- Neonatal network
- The trusts (in England and Northern Ireland) and health boards (in Scotland and Wales) are responsible for delivering maternity and neonatal care for their patients. These trusts and health boards are organised into larger "networks" in order to ensure that a full range of care is available to everyone.
- Neonatal intensive care units (NICUs) provide the highest level of care for the most complex pregnancies and births.
- Perinatal death
- A stillbirth or early neonatal death (an early neonatal death is a liveborn baby who died before 7 completed days after birth).
- NHS England comprises seven regions who support local systems to provide more joined up and sustainable care for patients. NHS regional teams are responsible for the quality, financial and operational performance of all NHS organisations in their region. They also support the identity and development of integrated care systems.
- A stillbirth is the death of a baby occurring before or during birth once a pregnancy has reached 24 weeks.
- Sub ICB location
- Sub ICB locations (SICBLs) represent the geographical areas of the former CCGs (adjusted where necessary to reflect boundary changes) and are used for operational purposes.
- Sustainability and transformation partnership
- Sustainability and transformation partnerships (STPs) were 42 areas covering all of England where local NHS organisations worked in collaboration with CCGs, local authorities, and other health and social care providers to improve quality of care, health and wellbeing, and efficiency of services based on local needs. Each of these areas were known as the "footprint". STPs are now integrated care boards (ICBs).
- Suppression (mortality rates)
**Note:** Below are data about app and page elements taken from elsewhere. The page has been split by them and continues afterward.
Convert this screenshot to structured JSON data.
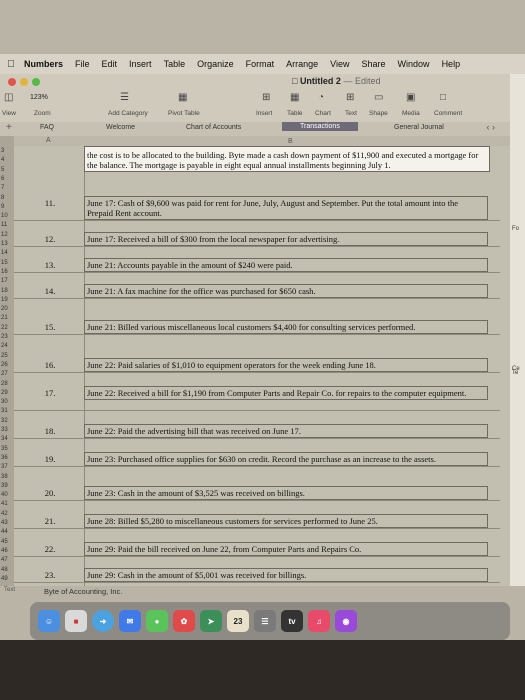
{
  "menubar": {
    "apple": "",
    "items": [
      "Numbers",
      "File",
      "Edit",
      "Insert",
      "Table",
      "Organize",
      "Format",
      "Arrange",
      "View",
      "Share",
      "Window",
      "Help"
    ]
  },
  "toolbar": {
    "doc_title": "Untitled 2",
    "edited": " — Edited",
    "zoom_value": "123%",
    "zoom_label": "Zoom",
    "view_label": "View",
    "add_category": "Add Category",
    "pivot_table": "Pivot Table",
    "insert": "Insert",
    "table": "Table",
    "chart": "Chart",
    "text": "Text",
    "shape": "Shape",
    "media": "Media",
    "comment": "Comment"
  },
  "tabs": {
    "items": [
      "FAQ",
      "Welcome",
      "Chart of Accounts",
      "Transactions",
      "General Journal"
    ],
    "active": "Transactions"
  },
  "sheet": {
    "col_a": "A",
    "col_b": "B",
    "top_text": "the cost is to be allocated to the building. Byte made a cash down payment of $11,900 and executed a mortgage for the balance. The mortgage is payable in eight equal annual installments beginning July 1.",
    "rows": [
      {
        "n": "11.",
        "t": "June 17: Cash of $9,600 was paid for rent for June, July, August and September. Put the total amount into the Prepaid Rent account."
      },
      {
        "n": "12.",
        "t": "June 17: Received a bill of $300 from the local newspaper for advertising."
      },
      {
        "n": "13.",
        "t": "June 21: Accounts payable in the amount of $240 were paid."
      },
      {
        "n": "14.",
        "t": "June 21: A fax machine for the office was purchased for $650 cash."
      },
      {
        "n": "15.",
        "t": "June 21: Billed various miscellaneous local customers $4,400 for consulting services performed."
      },
      {
        "n": "16.",
        "t": "June 22: Paid salaries of $1,010 to equipment operators for the week ending June 18."
      },
      {
        "n": "17.",
        "t": "June 22: Received a bill for $1,190 from Computer Parts and Repair Co. for repairs to the computer equipment."
      },
      {
        "n": "18.",
        "t": "June 22: Paid the advertising bill that was received on June 17."
      },
      {
        "n": "19.",
        "t": "June 23: Purchased office supplies for $630 on credit. Record the purchase as an increase to the assets."
      },
      {
        "n": "20.",
        "t": "June 23: Cash in the amount of $3,525 was received on billings."
      },
      {
        "n": "21.",
        "t": "June 28: Billed $5,280 to miscellaneous customers for services performed to June 25."
      },
      {
        "n": "22.",
        "t": "June 29: Paid the bill received on June 22, from Computer Parts and Repairs Co."
      },
      {
        "n": "23.",
        "t": "June 29: Cash in the amount of $5,001 was received for billings."
      }
    ],
    "row_numbers": [
      "3",
      "4",
      "5",
      "6",
      "7",
      "8",
      "9",
      "10",
      "11",
      "12",
      "13",
      "14",
      "15",
      "16",
      "17",
      "18",
      "19",
      "20",
      "21",
      "22",
      "23",
      "24",
      "25",
      "26",
      "27",
      "28",
      "29",
      "30",
      "31",
      "32",
      "33",
      "34",
      "35",
      "36",
      "37",
      "38",
      "39",
      "40",
      "41",
      "42",
      "43",
      "44",
      "45",
      "46",
      "47",
      "48",
      "49"
    ],
    "footer": "Byte of Accounting, Inc.",
    "footer_left": "Text"
  },
  "rstrip": {
    "labels": [
      "Fo",
      "Ce",
      "Te"
    ]
  },
  "dock": {
    "calendar_day": "23",
    "calendar_month": "JUN",
    "tv": "tv"
  }
}
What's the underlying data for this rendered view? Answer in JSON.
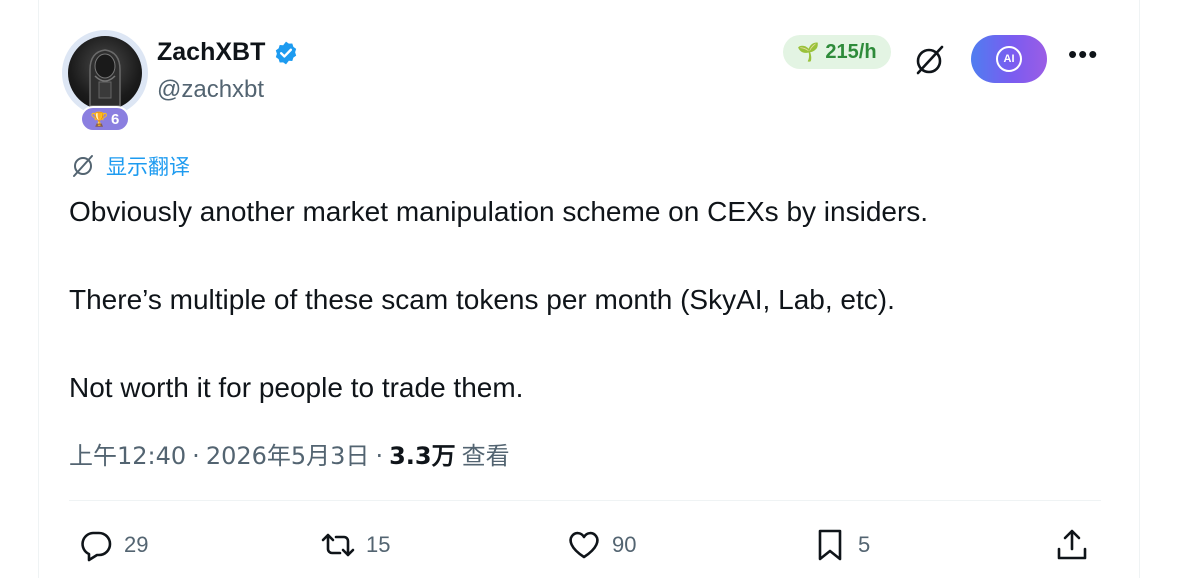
{
  "author": {
    "name": "ZachXBT",
    "handle": "@zachxbt",
    "badge_count": "6"
  },
  "toolbar": {
    "rate": "215/h"
  },
  "translate": {
    "label": "显示翻译"
  },
  "tweet": {
    "lines": [
      "Obviously another market manipulation scheme on CEXs by insiders.",
      "There’s multiple of these scam tokens per month (SkyAI, Lab, etc).",
      "Not worth it for people to trade them."
    ]
  },
  "meta": {
    "time": "上午12:40",
    "sep1": "·",
    "date": "2026年5月3日",
    "sep2": "·",
    "views": "3.3万",
    "views_label": "查看"
  },
  "actions": {
    "replies": "29",
    "reposts": "15",
    "likes": "90",
    "bookmarks": "5"
  },
  "colors": {
    "accent": "#1d9bf0",
    "muted": "#536471",
    "rate_green": "#2e8b3a",
    "badge_purple": "#8b7fe0"
  },
  "icons": [
    "verified-icon",
    "sprout-icon",
    "translate-icon",
    "ai-icon",
    "more-icon",
    "reply-icon",
    "repost-icon",
    "like-icon",
    "bookmark-icon",
    "share-icon",
    "trophy-icon"
  ]
}
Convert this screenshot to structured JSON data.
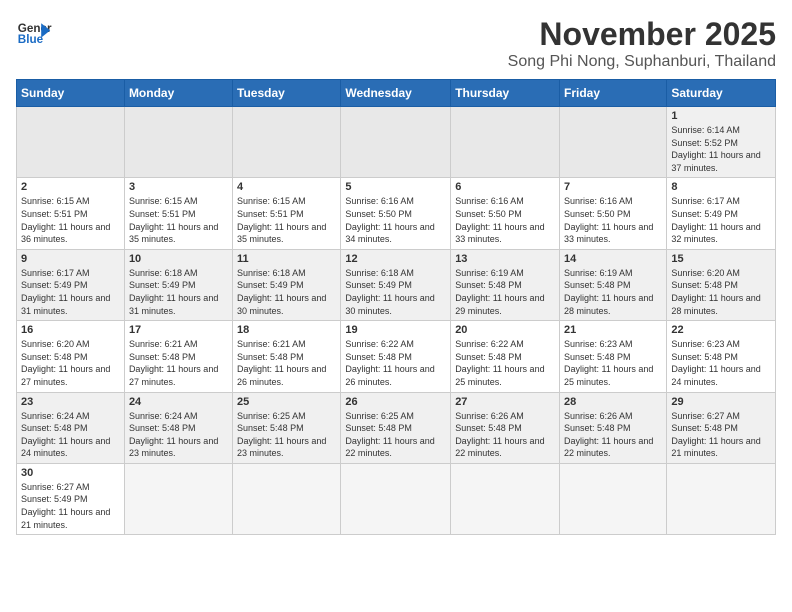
{
  "header": {
    "logo_general": "General",
    "logo_blue": "Blue",
    "month": "November 2025",
    "location": "Song Phi Nong, Suphanburi, Thailand"
  },
  "weekdays": [
    "Sunday",
    "Monday",
    "Tuesday",
    "Wednesday",
    "Thursday",
    "Friday",
    "Saturday"
  ],
  "weeks": [
    [
      {
        "day": "",
        "info": ""
      },
      {
        "day": "",
        "info": ""
      },
      {
        "day": "",
        "info": ""
      },
      {
        "day": "",
        "info": ""
      },
      {
        "day": "",
        "info": ""
      },
      {
        "day": "",
        "info": ""
      },
      {
        "day": "1",
        "info": "Sunrise: 6:14 AM\nSunset: 5:52 PM\nDaylight: 11 hours\nand 37 minutes."
      }
    ],
    [
      {
        "day": "2",
        "info": "Sunrise: 6:15 AM\nSunset: 5:51 PM\nDaylight: 11 hours\nand 36 minutes."
      },
      {
        "day": "3",
        "info": "Sunrise: 6:15 AM\nSunset: 5:51 PM\nDaylight: 11 hours\nand 35 minutes."
      },
      {
        "day": "4",
        "info": "Sunrise: 6:15 AM\nSunset: 5:51 PM\nDaylight: 11 hours\nand 35 minutes."
      },
      {
        "day": "5",
        "info": "Sunrise: 6:16 AM\nSunset: 5:50 PM\nDaylight: 11 hours\nand 34 minutes."
      },
      {
        "day": "6",
        "info": "Sunrise: 6:16 AM\nSunset: 5:50 PM\nDaylight: 11 hours\nand 33 minutes."
      },
      {
        "day": "7",
        "info": "Sunrise: 6:16 AM\nSunset: 5:50 PM\nDaylight: 11 hours\nand 33 minutes."
      },
      {
        "day": "8",
        "info": "Sunrise: 6:17 AM\nSunset: 5:49 PM\nDaylight: 11 hours\nand 32 minutes."
      }
    ],
    [
      {
        "day": "9",
        "info": "Sunrise: 6:17 AM\nSunset: 5:49 PM\nDaylight: 11 hours\nand 31 minutes."
      },
      {
        "day": "10",
        "info": "Sunrise: 6:18 AM\nSunset: 5:49 PM\nDaylight: 11 hours\nand 31 minutes."
      },
      {
        "day": "11",
        "info": "Sunrise: 6:18 AM\nSunset: 5:49 PM\nDaylight: 11 hours\nand 30 minutes."
      },
      {
        "day": "12",
        "info": "Sunrise: 6:18 AM\nSunset: 5:49 PM\nDaylight: 11 hours\nand 30 minutes."
      },
      {
        "day": "13",
        "info": "Sunrise: 6:19 AM\nSunset: 5:48 PM\nDaylight: 11 hours\nand 29 minutes."
      },
      {
        "day": "14",
        "info": "Sunrise: 6:19 AM\nSunset: 5:48 PM\nDaylight: 11 hours\nand 28 minutes."
      },
      {
        "day": "15",
        "info": "Sunrise: 6:20 AM\nSunset: 5:48 PM\nDaylight: 11 hours\nand 28 minutes."
      }
    ],
    [
      {
        "day": "16",
        "info": "Sunrise: 6:20 AM\nSunset: 5:48 PM\nDaylight: 11 hours\nand 27 minutes."
      },
      {
        "day": "17",
        "info": "Sunrise: 6:21 AM\nSunset: 5:48 PM\nDaylight: 11 hours\nand 27 minutes."
      },
      {
        "day": "18",
        "info": "Sunrise: 6:21 AM\nSunset: 5:48 PM\nDaylight: 11 hours\nand 26 minutes."
      },
      {
        "day": "19",
        "info": "Sunrise: 6:22 AM\nSunset: 5:48 PM\nDaylight: 11 hours\nand 26 minutes."
      },
      {
        "day": "20",
        "info": "Sunrise: 6:22 AM\nSunset: 5:48 PM\nDaylight: 11 hours\nand 25 minutes."
      },
      {
        "day": "21",
        "info": "Sunrise: 6:23 AM\nSunset: 5:48 PM\nDaylight: 11 hours\nand 25 minutes."
      },
      {
        "day": "22",
        "info": "Sunrise: 6:23 AM\nSunset: 5:48 PM\nDaylight: 11 hours\nand 24 minutes."
      }
    ],
    [
      {
        "day": "23",
        "info": "Sunrise: 6:24 AM\nSunset: 5:48 PM\nDaylight: 11 hours\nand 24 minutes."
      },
      {
        "day": "24",
        "info": "Sunrise: 6:24 AM\nSunset: 5:48 PM\nDaylight: 11 hours\nand 23 minutes."
      },
      {
        "day": "25",
        "info": "Sunrise: 6:25 AM\nSunset: 5:48 PM\nDaylight: 11 hours\nand 23 minutes."
      },
      {
        "day": "26",
        "info": "Sunrise: 6:25 AM\nSunset: 5:48 PM\nDaylight: 11 hours\nand 22 minutes."
      },
      {
        "day": "27",
        "info": "Sunrise: 6:26 AM\nSunset: 5:48 PM\nDaylight: 11 hours\nand 22 minutes."
      },
      {
        "day": "28",
        "info": "Sunrise: 6:26 AM\nSunset: 5:48 PM\nDaylight: 11 hours\nand 22 minutes."
      },
      {
        "day": "29",
        "info": "Sunrise: 6:27 AM\nSunset: 5:48 PM\nDaylight: 11 hours\nand 21 minutes."
      }
    ],
    [
      {
        "day": "30",
        "info": "Sunrise: 6:27 AM\nSunset: 5:49 PM\nDaylight: 11 hours\nand 21 minutes."
      },
      {
        "day": "",
        "info": ""
      },
      {
        "day": "",
        "info": ""
      },
      {
        "day": "",
        "info": ""
      },
      {
        "day": "",
        "info": ""
      },
      {
        "day": "",
        "info": ""
      },
      {
        "day": "",
        "info": ""
      }
    ]
  ]
}
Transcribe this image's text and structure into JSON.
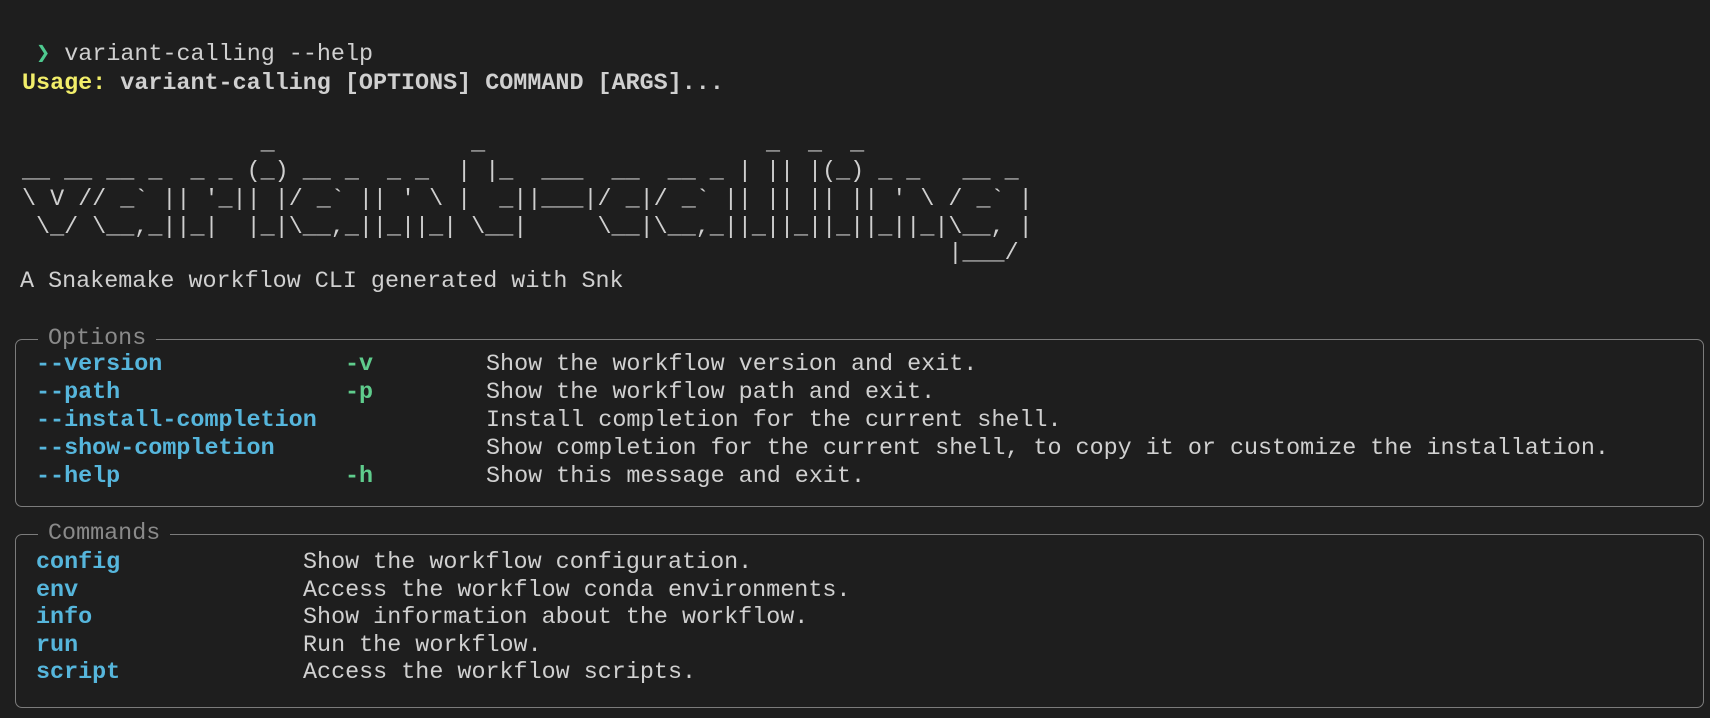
{
  "terminal": {
    "prompt_symbol": "❯",
    "command": "variant-calling --help",
    "usage_label": "Usage:",
    "usage_text": "variant-calling [OPTIONS] COMMAND [ARGS]...",
    "banner": [
      "                 _              _                    _  _  _",
      "__ __ __ _  _ _ (_) __ _  _ _  | |_  ___  __  __ _ | || |(_) _ _   __ _",
      "\\ V // _` || '_|| |/ _` || ' \\ |  _||___|/ _|/ _` || || || || ' \\ / _` |",
      " \\_/ \\__,_||_|  |_|\\__,_||_||_| \\__|     \\__|\\__,_||_||_||_||_||_|\\__, |",
      "                                                                  |___/"
    ],
    "tagline": "A Snakemake workflow CLI generated with Snk"
  },
  "options": {
    "title": "Options",
    "items": [
      {
        "flag": "--version",
        "short": "-v",
        "description": "Show the workflow version and exit."
      },
      {
        "flag": "--path",
        "short": "-p",
        "description": "Show the workflow path and exit."
      },
      {
        "flag": "--install-completion",
        "short": "",
        "description": "Install completion for the current shell."
      },
      {
        "flag": "--show-completion",
        "short": "",
        "description": "Show completion for the current shell, to copy it or customize the installation."
      },
      {
        "flag": "--help",
        "short": "-h",
        "description": "Show this message and exit."
      }
    ]
  },
  "commands": {
    "title": "Commands",
    "items": [
      {
        "name": "config",
        "description": "Show the workflow configuration."
      },
      {
        "name": "env",
        "description": "Access the workflow conda environments."
      },
      {
        "name": "info",
        "description": "Show information about the workflow."
      },
      {
        "name": "run",
        "description": "Run the workflow."
      },
      {
        "name": "script",
        "description": "Access the workflow scripts."
      }
    ]
  },
  "colors": {
    "background": "#1e1e1e",
    "prompt": "#4ec98f",
    "usage": "#f2ee6a",
    "flag": "#56b6dc",
    "short_flag": "#5fcc8c",
    "border": "#7c7c7c"
  }
}
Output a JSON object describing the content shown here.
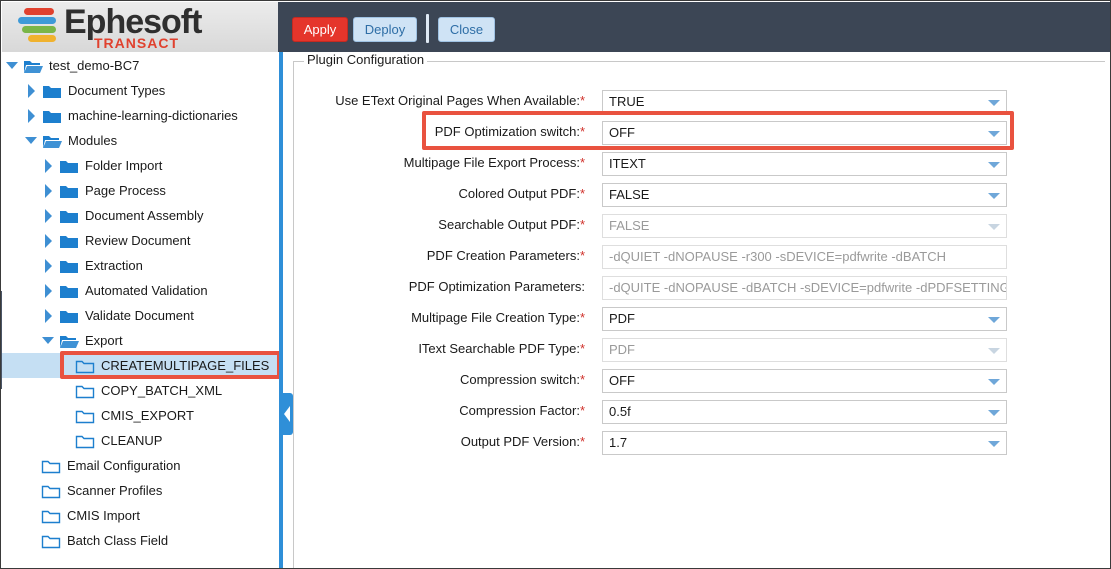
{
  "logo": {
    "brand": "Ephesoft",
    "sub": "TRANSACT",
    "bar_colors": [
      "#e0412e",
      "#3e9ad8",
      "#7ab648",
      "#f0b22e"
    ]
  },
  "toolbar": {
    "apply": "Apply",
    "deploy": "Deploy",
    "close": "Close"
  },
  "tree": {
    "root": "test_demo-BC7",
    "items": {
      "document_types": "Document Types",
      "ml_dictionaries": "machine-learning-dictionaries",
      "modules": "Modules",
      "folder_import": "Folder Import",
      "page_process": "Page Process",
      "document_assembly": "Document Assembly",
      "review_document": "Review Document",
      "extraction": "Extraction",
      "automated_validation": "Automated Validation",
      "validate_document": "Validate Document",
      "export": "Export",
      "createmultipage_files": "CREATEMULTIPAGE_FILES",
      "copy_batch_xml": "COPY_BATCH_XML",
      "cmis_export": "CMIS_EXPORT",
      "cleanup": "CLEANUP",
      "email_configuration": "Email Configuration",
      "scanner_profiles": "Scanner Profiles",
      "cmis_import": "CMIS Import",
      "batch_class_field": "Batch Class Field"
    }
  },
  "plugin": {
    "legend": "Plugin Configuration",
    "required_mark": "*",
    "rows": [
      {
        "label": "Use EText Original Pages When Available:",
        "required": true,
        "value": "TRUE",
        "type": "select",
        "disabled": false
      },
      {
        "label": "PDF Optimization switch:",
        "required": true,
        "value": "OFF",
        "type": "select",
        "disabled": false
      },
      {
        "label": "Multipage File Export Process:",
        "required": true,
        "value": "ITEXT",
        "type": "select",
        "disabled": false
      },
      {
        "label": "Colored Output PDF:",
        "required": true,
        "value": "FALSE",
        "type": "select",
        "disabled": false
      },
      {
        "label": "Searchable Output PDF:",
        "required": true,
        "value": "FALSE",
        "type": "select",
        "disabled": true
      },
      {
        "label": "PDF Creation Parameters:",
        "required": true,
        "value": "-dQUIET -dNOPAUSE -r300 -sDEVICE=pdfwrite -dBATCH",
        "type": "text",
        "disabled": true
      },
      {
        "label": "PDF Optimization Parameters:",
        "required": false,
        "value": "-dQUITE -dNOPAUSE -dBATCH -sDEVICE=pdfwrite -dPDFSETTINGS",
        "type": "text",
        "disabled": true
      },
      {
        "label": "Multipage File Creation Type:",
        "required": true,
        "value": "PDF",
        "type": "select",
        "disabled": false
      },
      {
        "label": "IText Searchable PDF Type:",
        "required": true,
        "value": "PDF",
        "type": "select",
        "disabled": true
      },
      {
        "label": "Compression switch:",
        "required": true,
        "value": "OFF",
        "type": "select",
        "disabled": false
      },
      {
        "label": "Compression Factor:",
        "required": true,
        "value": "0.5f",
        "type": "select",
        "disabled": false
      },
      {
        "label": "Output PDF Version:",
        "required": true,
        "value": "1.7",
        "type": "select",
        "disabled": false
      }
    ]
  },
  "colors": {
    "toolbar_bg": "#3c4655",
    "apply_bg": "#e5352b",
    "accent_blue": "#2f8fd8",
    "folder_blue": "#1d7fce",
    "highlight_red": "#e9523f",
    "selected_row": "#c5dff3"
  }
}
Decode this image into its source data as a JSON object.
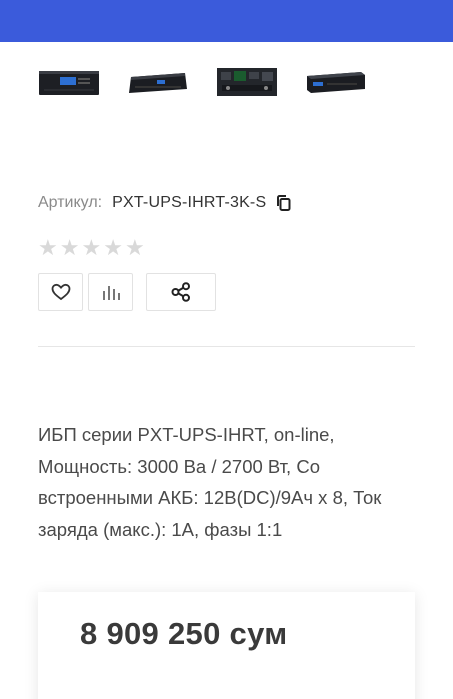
{
  "header": {
    "color": "#3b5bdb"
  },
  "gallery": {
    "thumbnails": [
      {
        "name": "ups-front-display-thumbnail"
      },
      {
        "name": "ups-front-angle-thumbnail"
      },
      {
        "name": "ups-rear-panel-thumbnail"
      },
      {
        "name": "ups-side-angle-thumbnail"
      }
    ]
  },
  "product": {
    "sku_label": "Артикул:",
    "sku_value": "PXT-UPS-IHRT-3K-S",
    "rating": {
      "value": 0,
      "max": 5
    },
    "description": "ИБП серии PXT-UPS-IHRT, on-line, Мощность: 3000 Ва / 2700 Вт, Со встроенными АКБ: 12В(DC)/9Ач х 8, Ток заряда (макс.): 1А, фазы 1:1",
    "price": "8 909 250 сум"
  },
  "actions": {
    "favorite_icon": "heart-icon",
    "compare_icon": "bar-chart-icon",
    "share_icon": "share-icon"
  }
}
- We have a legal duty to minimise the risk of unlawful disclosure of personal information about individuals. To help achieve this, we have suppressed (withheld from publication) the values of some mortality rates, typically for organisations where there are a small number of deaths.